My garden is coming along as it should – even better than I had hoped.
I was able to do my second tilling, which puts me about halfway toward planting a crop of some kind this spring.
Yesterday, before the cold rains and sleet came, the weather was beautiful with sunny skies and balmy temps — up to the 80s, in fact!
It was so warm, I was able to ride my bike down to the post office, to the grocery and around town before coming home, stripping off my shirt and tilling the garden bare chested to the warm, gentle, caressing breezes.
There’s nothing like getting your hands in the soft, moist soil and working vigorously in the garden! It’s a whole body affair. After wrestling the tiller, and spreading compost, my whole body is sore today. Quite a workout!
I had last tilled my new garden on Jan. 31, with the intention of coming back for a second tilling a couple of weeks later. But the weather has been so strange — ice storms, sleet, snow accumulations and heavy rains — that it didn’t dry out enough to till until yesterday.
You never want to till your garden when it’s soggy. Some people might say, why not? It’s because, if muddy, the soil will create clods that are difficult to break down. Sure, you could go over it repeatedly later, but that’s inefficient and, besides, human nature being what it is, one might be tempted to just overlook some clumping. If so, you are dooming your garden to failure or at least subpar production before you started. Gardening is all about patience.
The goal of the natural, sustainable or organic garden is to provide good tilth. That means soil that crumbles easily, has consistency and some vegetative matter in it. The reason you want light, airy, crumbly soil is so that the roots of the plant and the microorganisms that serve the plant can breathe easily.
Wet, hard or clumping soils suffocate plants or prevent them from easily accessing nutrients they need to thrive.
‘Conventional’ is a Killing Cocktail of Chemicals
The greatest threat to farmland today is not so much its infertility, but the fact that the chemical soups being used on them kill all the microorganisms and collapse the soil, so that roots struggle, plants are anemic and the soil turns to hardpan. Infertility comes form neglected soil health and no amount of artificial chemical means can reverse that.
If you talk to “conventional” (read: chemical) farmers today, most will tell you a major problem they have is with the composition of their soils. They don’t hold moisture, making them susceptible to drought; they are hard, with topsoil that blows away. That’s why so many farmers are now interested in growing tillage radishes as cover crops – to break up the subsoil and create aeration in the soil.
If they didn’t use so many chemicals that kill all life except the GMO seed varieties bred to withstand such poisons, they wouldn’t have such soil problems to start with. But the big chemical/seed manufacturers have sold farmers on the idea that the soil is simply an inconsequential growing medium for a killing cocktail of chemicals.
Natural, organic and sustainable farmers know that the opposite is true. If you have good healthy soil (read: tilth) then you’ll have good healthy plants.
If you are certified organic, then you know that the first step each year is to take a soil sample and send it off for analysis.
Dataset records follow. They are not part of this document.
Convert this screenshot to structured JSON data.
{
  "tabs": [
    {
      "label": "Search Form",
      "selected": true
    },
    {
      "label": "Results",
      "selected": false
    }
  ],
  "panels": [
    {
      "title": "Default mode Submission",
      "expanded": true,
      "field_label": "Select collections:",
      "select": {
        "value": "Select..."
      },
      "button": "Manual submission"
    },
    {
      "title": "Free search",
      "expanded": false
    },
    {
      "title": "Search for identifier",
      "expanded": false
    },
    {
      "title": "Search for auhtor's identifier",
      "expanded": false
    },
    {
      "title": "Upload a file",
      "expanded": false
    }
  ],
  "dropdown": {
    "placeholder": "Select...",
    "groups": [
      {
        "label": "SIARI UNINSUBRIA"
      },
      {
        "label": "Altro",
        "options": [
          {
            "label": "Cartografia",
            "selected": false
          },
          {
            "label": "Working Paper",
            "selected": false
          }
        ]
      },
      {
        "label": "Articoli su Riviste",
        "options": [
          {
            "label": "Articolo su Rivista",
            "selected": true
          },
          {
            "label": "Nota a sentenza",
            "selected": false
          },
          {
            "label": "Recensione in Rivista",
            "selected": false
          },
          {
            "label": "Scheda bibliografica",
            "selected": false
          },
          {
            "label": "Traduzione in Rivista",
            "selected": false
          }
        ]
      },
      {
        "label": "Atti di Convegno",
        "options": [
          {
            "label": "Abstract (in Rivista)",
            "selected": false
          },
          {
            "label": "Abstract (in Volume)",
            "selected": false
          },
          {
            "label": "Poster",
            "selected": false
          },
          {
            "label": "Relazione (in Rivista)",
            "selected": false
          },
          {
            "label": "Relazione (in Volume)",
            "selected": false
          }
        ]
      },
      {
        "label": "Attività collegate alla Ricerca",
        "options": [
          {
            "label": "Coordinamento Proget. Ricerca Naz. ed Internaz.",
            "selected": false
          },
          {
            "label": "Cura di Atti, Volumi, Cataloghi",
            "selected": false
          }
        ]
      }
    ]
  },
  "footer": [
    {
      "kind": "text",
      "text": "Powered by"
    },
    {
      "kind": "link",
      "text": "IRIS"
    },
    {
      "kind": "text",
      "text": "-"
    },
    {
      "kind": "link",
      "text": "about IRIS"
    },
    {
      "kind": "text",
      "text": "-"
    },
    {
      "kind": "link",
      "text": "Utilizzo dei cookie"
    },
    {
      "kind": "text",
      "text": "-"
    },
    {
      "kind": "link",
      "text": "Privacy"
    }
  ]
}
Last month, it just so happened that I was going to attend a national forum on cover crops sponsored by the Sustainable Agriculture Research and Education (SSARE) program, the Natural Resources Conservation Service (NRCS) and Mississippi State University’s Cooperative Extension Service at the local county extension office. So, I took my soil sample with me in order to drop it off while I was there.
They all kidded me when I arrived; the only guy at a soil conference who brought his own soil! (And, yes, they know me as “the organic guy.”)
The local Rankin County office was just great in packaging it up (I had brought it in an empty cat food box) and sending it off. And last week I received the report.
The report was actually better than I had hoped. It just so happened that one of the participants in the forum was the state agronomist and he took one look at my soil and identified it at Black Prairie. I told him that I thought Black Prairie was only around Meridian, extending east into Alabama, and north into Monroe County in Mississippi. He said there were pockets of it in the state, as well, including the Pelahatchie area.
The soil is distinctive for being black in color and sandy. Really nice soil.
The report showed that my soil is high in phosphorus, which is good, and slightly acidic at pH 6.3. For comparison, neutral is 6.6 to 7.3; where I used to live in Lena, an area covered in red clay soil and pine trees, the soil was highly acidic in the 5.5 to 5.7 range. After years of dumping literally tons of horse manure and growing cover crops year round, I was very pleased to have my fields test out at 6.6.
So, I’m thrilled with 6.3!
I’m still mulling over what I’m going to plant. But I’ve got a good start!
More later …
Jim PathFinder Ewing is a journalist, author, and former organic farmer now teaching natural, sustainable and organic agricultural practices. His latest book is Conscious Food: Sustainable Growing, Spiritual Eating (Findhorn Press). Find Jim on Facebook, follow him @EdiblePrayers or @OrganicWriter or visit blueskywaters.com.